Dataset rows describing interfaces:
==========

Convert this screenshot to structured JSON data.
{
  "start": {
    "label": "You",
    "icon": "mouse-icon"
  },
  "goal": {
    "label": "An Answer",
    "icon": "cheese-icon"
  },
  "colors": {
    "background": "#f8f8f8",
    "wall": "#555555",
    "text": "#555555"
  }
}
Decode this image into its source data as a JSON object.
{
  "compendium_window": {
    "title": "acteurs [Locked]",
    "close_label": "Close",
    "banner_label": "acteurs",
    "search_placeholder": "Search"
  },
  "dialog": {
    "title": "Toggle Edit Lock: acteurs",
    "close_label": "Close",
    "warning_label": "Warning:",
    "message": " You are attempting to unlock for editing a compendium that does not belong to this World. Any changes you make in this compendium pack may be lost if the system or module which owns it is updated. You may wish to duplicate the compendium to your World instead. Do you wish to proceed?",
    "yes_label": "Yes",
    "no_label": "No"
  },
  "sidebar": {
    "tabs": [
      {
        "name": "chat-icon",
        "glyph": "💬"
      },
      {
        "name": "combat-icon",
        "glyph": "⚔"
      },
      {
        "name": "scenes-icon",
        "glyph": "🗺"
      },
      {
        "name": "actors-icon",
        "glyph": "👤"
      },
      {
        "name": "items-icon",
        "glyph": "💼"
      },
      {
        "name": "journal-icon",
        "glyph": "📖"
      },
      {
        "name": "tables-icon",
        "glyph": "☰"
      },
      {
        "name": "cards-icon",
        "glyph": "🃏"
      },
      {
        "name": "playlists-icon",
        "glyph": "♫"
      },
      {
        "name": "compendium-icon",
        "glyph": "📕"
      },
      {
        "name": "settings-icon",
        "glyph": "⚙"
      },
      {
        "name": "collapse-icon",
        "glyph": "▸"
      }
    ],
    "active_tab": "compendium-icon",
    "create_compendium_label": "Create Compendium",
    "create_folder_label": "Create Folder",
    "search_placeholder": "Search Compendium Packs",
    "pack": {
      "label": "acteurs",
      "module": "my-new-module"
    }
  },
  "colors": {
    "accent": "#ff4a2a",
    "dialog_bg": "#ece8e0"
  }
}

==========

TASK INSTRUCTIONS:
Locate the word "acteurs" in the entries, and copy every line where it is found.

EXERCISE SOLUTION:
    "title": "acteurs [Locked]",
    "banner_label": "acteurs",
    "title": "Toggle Edit Lock: acteurs",
      "label": "acteurs",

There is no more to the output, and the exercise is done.